Locke and Schally and four associate authors from Tulane University School of Medicine have written a book that they hope will span the gap between research-oriented physiologists and anatomists on the one hand, and practicing clinicians (including neurosurgeons) on the other. This is certainly an ambitious undertaking and, if we fault them for not reaching their goal entirely, perhaps it is because they have set their goal so high. In general, this book will be most profitable as a reference source for most readers. The authors have gathered a stupendous amount of English literature citations regarding their topic, and the good index will probably mean that this book will frequently come off the shelf to settle some neuroendocrinologic dispute or to help in understanding some puzzling case.
There are some problems that came up while reading this book.
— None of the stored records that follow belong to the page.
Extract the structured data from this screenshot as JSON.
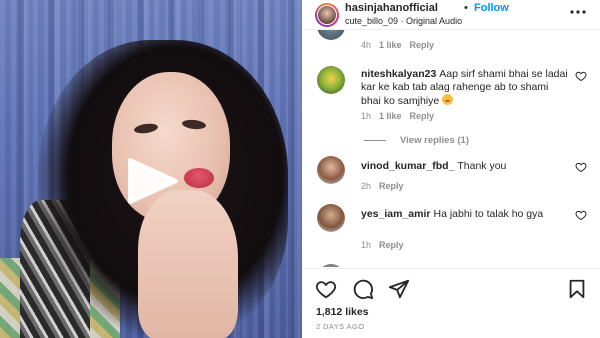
{
  "header": {
    "username": "hasinjahanofficial",
    "separator": "•",
    "follow_label": "Follow",
    "subtitle": "cute_billo_09 · Original Audio"
  },
  "comments": [
    {
      "username": "",
      "text": "",
      "time": "4h",
      "likes": "1 like",
      "reply": "Reply"
    },
    {
      "username": "niteshkalyan23",
      "text": "Aap sirf shami bhai se ladai kar ke kab tab alag rahenge ab to shami bhai ko samjhiye",
      "emoji": "smiling-face-emoji",
      "time": "1h",
      "likes": "1 like",
      "reply": "Reply",
      "view_replies": "View replies (1)"
    },
    {
      "username": "vinod_kumar_fbd_",
      "text": "Thank you",
      "time": "2h",
      "reply": "Reply"
    },
    {
      "username": "yes_iam_amir",
      "text": "Ha jabhi to talak ho gya",
      "time": "1h",
      "reply": "Reply"
    }
  ],
  "footer": {
    "likes": "1,812 likes",
    "date": "2 DAYS AGO"
  },
  "icons": {
    "like": "heart-icon",
    "comment": "comment-icon",
    "share": "share-icon",
    "save": "bookmark-icon",
    "more": "more-options-icon",
    "play": "play-icon"
  },
  "colors": {
    "follow_blue": "#0095f6",
    "muted_gray": "#8e8e8e",
    "text": "#262626"
  }
}
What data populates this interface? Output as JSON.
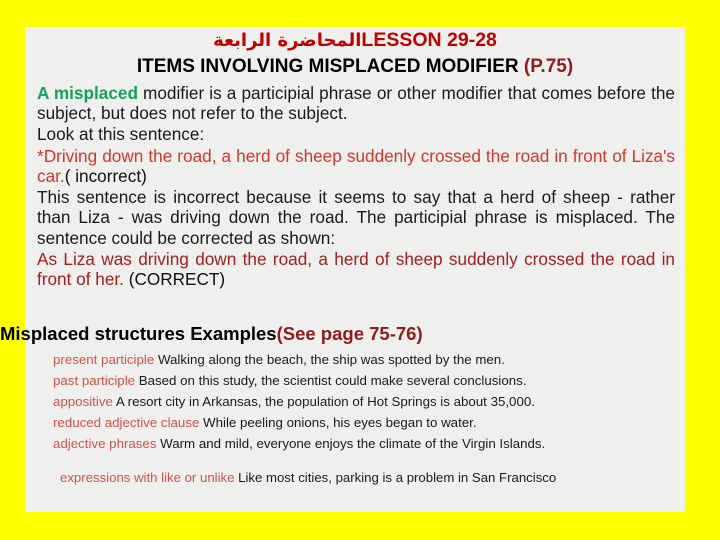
{
  "slide": {
    "background_color": "#ffff00",
    "content_background_color": "#efefed",
    "title_arabic": "المحاضرة الرابعة",
    "title_lesson": "LESSON 29-28",
    "subtitle_main": "ITEMS INVOLVING MISPLACED MODIFIER ",
    "subtitle_page_ref": "(P.75)",
    "definition": {
      "highlight": "A misplaced",
      "rest": " modifier is a participial phrase or other modifier that comes before the subject, but does not refer to the subject."
    },
    "look_at": "Look at this sentence:",
    "incorrect_example": {
      "sentence": "*Driving down the road, a herd of sheep suddenly crossed the road in front of Liza's car.",
      "tag": "( incorrect)"
    },
    "explanation": "This sentence is incorrect because it seems to say that a herd of sheep - rather than Liza - was driving down the road. The participial phrase is misplaced. The sentence could be corrected as shown:",
    "correct_example": {
      "sentence": " As Liza was driving down the road, a herd of sheep suddenly crossed the road in front of her.",
      "tag": " (CORRECT)"
    },
    "structures_header": {
      "main": "Misplaced structures Examples",
      "see_page": "(See page 75-76)"
    },
    "examples": [
      {
        "label": "present participle",
        "text": " Walking along the beach, the ship was spotted by the men."
      },
      {
        "label": "past participle",
        "text": " Based on this study, the scientist could make several conclusions."
      },
      {
        "label": "appositive",
        "text": "  A resort city in Arkansas, the population of Hot Springs is about 35,000."
      },
      {
        "label": "reduced adjective clause",
        "text": " While peeling onions, his eyes began to water."
      },
      {
        "label": "adjective phrases",
        "text": " Warm and mild, everyone enjoys the climate of the Virgin Islands."
      }
    ],
    "example_last": {
      "label": "expressions with like or unlike",
      "text": "  Like most cities, parking is a problem in   San Francisco"
    },
    "colors": {
      "title_red": "#c00000",
      "dark_red": "#8f1d1d",
      "bright_red": "#d0392b",
      "green": "#16a05c",
      "label_red": "#d1534a"
    }
  }
}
Certain sections are intellectually "thin" and out of date already (eg, the